2016-07-03 – I don’t pay much attention to tech controversies. I don’t really care if Facebook changes algorithms. I know I should but I don’t. Al Gore could have been President of the United States if he’d had some rhythm. But he didn’t and you can’t go back. (So much the pity.)
A recent news item did catch my attention, however: It seems that Apple has patented technology that can remotely turn off your iPhone video camera—without your knowledge or permission. This supposedly is great news for entertainers who are peeved at commoners for taking videos at their concerts.
They are peeved about grainy, inaudible videos that we take for our personal use. And Apple wants to shut that down. Meanwhile, Apple, through iTunes and Apple Music, has been making billions off these same artists. Would these artists rather shut down Apple, as a threat to their livelihood, or you and me and our miserable home-made videos? Ask Taylor Swift. Or Jay-Z.
The media moguls (almost) always have the upper hand with “their” talent.
But that’s not what peeved me about this new patent. What peeved me is that the technology isn’t going to be limited to the concert hall. If this technology is implemented as a product, what is to stop governments and corporations to use it to cover up wrong doing?
It is common knowledge that police hate when citizens record their activities. And businesses have tried for decades to keep people from reporting on their wrong-doing. Imagine how this technology can be used in their hands. Donald Trump would love to get his hands on it.
This is not the first nasty Apple story to get my attention. A couple of months ago, I read a story about an Apple Music feature that creeps around through your music files and sometimes deletes what you have. NPR reported that the deletions are not intentional, but they don’t give them back. If someone was wandering through your house and “accidentally” picked up some CDs you own and didn’t give them back, you’d call the police. If Apple does it . . . well, you accepted their terms of service. Right?

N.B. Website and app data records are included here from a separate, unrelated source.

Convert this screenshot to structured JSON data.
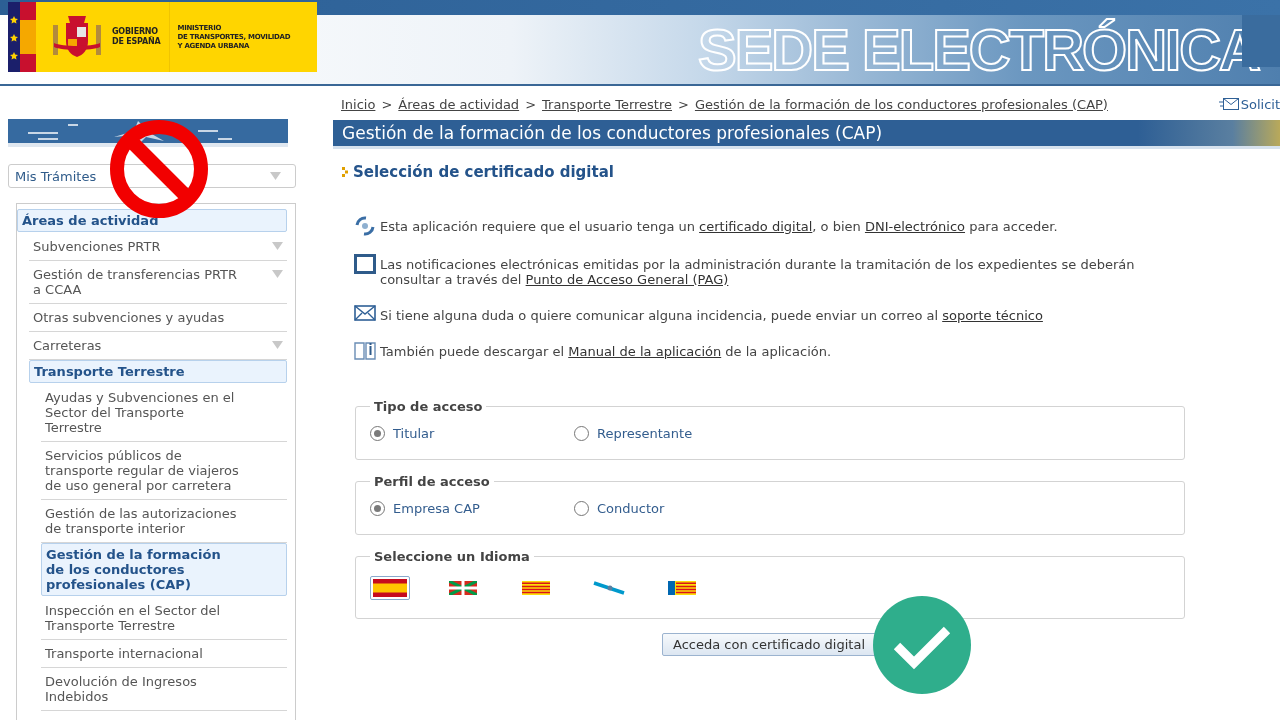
{
  "header": {
    "government": [
      "GOBIERNO",
      "DE ESPAÑA"
    ],
    "ministry": [
      "MINISTERIO",
      "DE TRANSPORTES, MOVILIDAD",
      "Y AGENDA URBANA"
    ],
    "site_title": "SEDE ELECTRÓNICA"
  },
  "breadcrumb": [
    {
      "label": "Inicio"
    },
    {
      "label": "Áreas de actividad"
    },
    {
      "label": "Transporte Terrestre"
    },
    {
      "label": "Gestión de la formación de los conductores profesionales (CAP)"
    }
  ],
  "breadcrumb_separator": ">",
  "contact_link": "Solicit",
  "sidebar": {
    "dropdown": "Mis Trámites",
    "menu": [
      {
        "label": "Áreas de actividad",
        "selected": true,
        "expandable": false,
        "children": [
          {
            "label": "Subvenciones PRTR",
            "selected": false,
            "expandable": true
          },
          {
            "label": "Gestión de transferencias PRTR a CCAA",
            "selected": false,
            "expandable": true
          },
          {
            "label": "Otras subvenciones y ayudas",
            "selected": false,
            "expandable": false
          },
          {
            "label": "Carreteras",
            "selected": false,
            "expandable": true
          },
          {
            "label": "Transporte Terrestre",
            "selected": true,
            "expandable": false,
            "children": [
              {
                "label": "Ayudas y Subvenciones en el Sector del Transporte Terrestre",
                "selected": false,
                "expandable": false
              },
              {
                "label": "Servicios públicos de transporte regular de viajeros de uso general por carretera",
                "selected": false,
                "expandable": false
              },
              {
                "label": "Gestión de las autorizaciones de transporte interior",
                "selected": false,
                "expandable": false
              },
              {
                "label": "Gestión de la formación de los conductores profesionales (CAP)",
                "selected": true,
                "expandable": false
              },
              {
                "label": "Inspección en el Sector del Transporte Terrestre",
                "selected": false,
                "expandable": false
              },
              {
                "label": "Transporte internacional",
                "selected": false,
                "expandable": false
              },
              {
                "label": "Devolución de Ingresos Indebidos",
                "selected": false,
                "expandable": false
              }
            ]
          }
        ]
      }
    ]
  },
  "page_title": "Gestión de la formación de los conductores profesionales (CAP)",
  "section_heading": "Selección de certificado digital",
  "notices": [
    {
      "kind": "certificate",
      "parts": [
        {
          "text": "Esta aplicación requiere que el usuario tenga un ",
          "link": false
        },
        {
          "text": "certificado digital",
          "link": true
        },
        {
          "text": ", o bien ",
          "link": false
        },
        {
          "text": "DNI-electrónico",
          "link": true
        },
        {
          "text": " para acceder.",
          "link": false
        }
      ]
    },
    {
      "kind": "notification",
      "parts": [
        {
          "text": "Las notificaciones electrónicas emitidas por la administración durante la tramitación de los expedientes se deberán consultar a través del ",
          "link": false
        },
        {
          "text": "Punto de Acceso General (PAG)",
          "link": true
        }
      ]
    },
    {
      "kind": "mail",
      "parts": [
        {
          "text": "Si tiene alguna duda o quiere comunicar alguna incidencia, puede enviar un correo al ",
          "link": false
        },
        {
          "text": "soporte técnico",
          "link": true
        }
      ]
    },
    {
      "kind": "manual",
      "parts": [
        {
          "text": "También puede descargar el ",
          "link": false
        },
        {
          "text": "Manual de la aplicación",
          "link": true
        },
        {
          "text": " de la aplicación.",
          "link": false
        }
      ]
    }
  ],
  "access_groups": [
    {
      "legend": "Tipo de acceso",
      "options": [
        {
          "label": "Titular",
          "selected": true
        },
        {
          "label": "Representante",
          "selected": false
        }
      ]
    },
    {
      "legend": "Perfil de acceso",
      "options": [
        {
          "label": "Empresa CAP",
          "selected": true
        },
        {
          "label": "Conductor",
          "selected": false
        }
      ]
    }
  ],
  "languages": {
    "legend": "Seleccione un Idioma",
    "flags": [
      {
        "kind": "es",
        "selected": true
      },
      {
        "kind": "eu",
        "selected": false
      },
      {
        "kind": "ca",
        "selected": false
      },
      {
        "kind": "gl",
        "selected": false
      },
      {
        "kind": "va",
        "selected": false
      }
    ]
  },
  "submit_button": "Acceda con certificado digital"
}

A few months before that, Apple was deciding whether the FBI could get into the iPhone of the San Bernardino shooters.
And a few months before that . . .
And right now, my Windows computer is giving me a warning every five minutes that my iCloud storage is almost full and I can’t turn of the notification (I have tried). So Apple will continue to notify me every five minutes unless I buy more storage from them.